Allawi is hoping to capitalize on Iraqis' disenchantment with the Islamist parties that have dominated Iraq since then.

Allawi's list has been dogged by troubles, though, stemming from the decision by a controversial government committee to ban Iraqiya co-leader Saleh al-Mutlaq from the race due to supposed ties to Saddam's banned Baath party.


Last year, Ammar al-Hakim replaced his father, Abdul Aziz al-Hakim, as head of Iraq's largest Shi'ite religious party when the elder cleric died of cancer.

The soft-spoken Hakim, in his late 30s, is not a candidate with the Supreme Islamic Iraqi Council (ISCI), which was established in Iran, but he plays a leading role in the largely Shi'ite Iraqi National Alliance (INA) it leads. The INA may give Maliki the biggest run for his money.


Sadr, the scion of a Shi'ite religious family who galvanized anti-U.S. sentiment following the 2003 invasion, has faded from the political scene since he vanished -- ostensibly to embrace religious studies in Iran -- more than two years ago.

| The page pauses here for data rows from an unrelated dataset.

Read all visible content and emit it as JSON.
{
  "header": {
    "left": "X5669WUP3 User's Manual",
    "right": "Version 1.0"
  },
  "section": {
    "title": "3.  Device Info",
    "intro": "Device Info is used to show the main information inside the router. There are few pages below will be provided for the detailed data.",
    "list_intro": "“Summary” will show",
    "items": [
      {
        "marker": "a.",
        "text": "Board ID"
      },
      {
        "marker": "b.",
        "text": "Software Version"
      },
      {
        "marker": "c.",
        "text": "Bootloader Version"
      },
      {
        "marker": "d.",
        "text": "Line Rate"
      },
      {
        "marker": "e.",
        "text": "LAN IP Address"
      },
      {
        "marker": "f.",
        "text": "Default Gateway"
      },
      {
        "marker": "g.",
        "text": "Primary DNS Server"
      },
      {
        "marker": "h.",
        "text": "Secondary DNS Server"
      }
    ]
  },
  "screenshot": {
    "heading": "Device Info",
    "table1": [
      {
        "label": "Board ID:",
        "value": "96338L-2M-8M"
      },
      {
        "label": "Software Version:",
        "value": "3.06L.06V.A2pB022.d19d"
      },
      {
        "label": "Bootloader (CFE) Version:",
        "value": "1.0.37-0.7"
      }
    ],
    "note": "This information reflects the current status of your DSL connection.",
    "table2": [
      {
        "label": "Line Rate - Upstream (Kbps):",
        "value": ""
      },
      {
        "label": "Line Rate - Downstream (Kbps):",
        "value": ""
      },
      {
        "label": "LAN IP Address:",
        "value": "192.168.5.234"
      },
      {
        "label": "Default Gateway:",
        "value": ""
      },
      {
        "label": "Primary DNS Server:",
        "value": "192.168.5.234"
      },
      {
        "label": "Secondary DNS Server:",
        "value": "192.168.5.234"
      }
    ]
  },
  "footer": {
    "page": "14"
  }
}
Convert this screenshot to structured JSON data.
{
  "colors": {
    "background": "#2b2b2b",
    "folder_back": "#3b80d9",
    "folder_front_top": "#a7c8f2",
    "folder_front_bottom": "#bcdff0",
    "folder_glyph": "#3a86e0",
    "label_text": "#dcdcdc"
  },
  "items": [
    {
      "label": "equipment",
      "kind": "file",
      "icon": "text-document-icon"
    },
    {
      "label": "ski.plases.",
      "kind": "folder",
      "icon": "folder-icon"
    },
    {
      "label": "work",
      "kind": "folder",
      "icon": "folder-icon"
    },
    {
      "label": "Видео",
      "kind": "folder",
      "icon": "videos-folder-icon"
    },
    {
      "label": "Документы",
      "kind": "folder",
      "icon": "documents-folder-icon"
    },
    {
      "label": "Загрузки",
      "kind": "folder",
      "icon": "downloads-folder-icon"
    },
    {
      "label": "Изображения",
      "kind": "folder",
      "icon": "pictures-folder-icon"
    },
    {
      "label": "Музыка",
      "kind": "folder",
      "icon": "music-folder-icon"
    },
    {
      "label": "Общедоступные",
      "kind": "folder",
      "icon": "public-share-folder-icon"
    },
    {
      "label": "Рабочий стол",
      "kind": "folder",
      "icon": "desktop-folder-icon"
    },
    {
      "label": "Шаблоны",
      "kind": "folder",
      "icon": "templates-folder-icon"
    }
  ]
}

Sadr's Mehdi Army, once a feared militia, has largely laid down its arms but his political movement is trying to make a comeback. It may do so as part of the Iraqi National Alliance.


Shahristani, a nuclear scientist who Saddam jailed for a decade, has been criticized for failing to quickly boost oil output. But he can now claim credit for a series of oil deals that could catapult Iraq into the top ranks of world oil giants.

Shahristani took a tough line with global oil firms lining up to do business in Iraq and has also been praised for leading a largely transparent oil auction process. He is running for parliament as part of Maliki's coalition.


Chalabi, a U.S.-trained mathematician, was a favorite of the Bush administration before the 2003 invasion and is said to have been instrumental in helping Washington decide on war.

Chalabi, a Shi'ite who is close to Iran, has been largely sidelined since he failed to win a seat in parliament in 2005. But he triggered a furor recently as head of the independent Justice and Accountability Commission, which announced a ban of 500 candidates, including leading Sunni Arab candidates.

The political crisis appears to have been overcome, but U.S. officials are warning against the renewed influence of Chalabi, a secularist who is running with the Iraqi National Alliance.


Odierno was selected to replace General David Petraeus as the head of U.S. troops in Iraq in 2008.

Odierno, a bear of a man, was a key proponent of President George W. Bush's troops surge in 2007, which is credited with helping tame sectarian violence, but was also criticized for heavy-handedness as a combat commander early in the war.

Odierno is expected to oversee the rapid drawdown of U.S. troops from just under 100,000 now to 50,000 by September 1, as the Obama administration shifts military resources to Afghanistan.


Hill, who worked in the Balkans in the 1990s but has no previous Middle East experience, was a surprise choice for President Barack Obama's first ambassador to Iraq. A veteran U.S. diplomat, Hill is best known for leading the Bush administration's talks on North Korea's nuclear program.

In an era of waning public U.S. influence in Iraq, the plain-spoken Hill is criticized by some Iraqis for an overly forceful role in seeking to end Iraqi political feuds.


The flipside of the U.S. presence is Iranian influence.

Having fought an eight-year war with Sunni dictator Saddam Hussein in the 1980s, Tehran has taken an active interest in the rise of Shi'ite political dominance in Iraq. U.S. officials accuse Iran of arming Shi'ite militia. Iran says the blame for violence lies with the U.S. troops who invaded Iraq.

Former Iranian ambassador Hassan Kazemi-Qomi has just left. His successor, Hassan Danaifar, who served as deputy commander of the Islamic Revolutionary Guards Corps navy according to Iranian state television, has yet to arrive.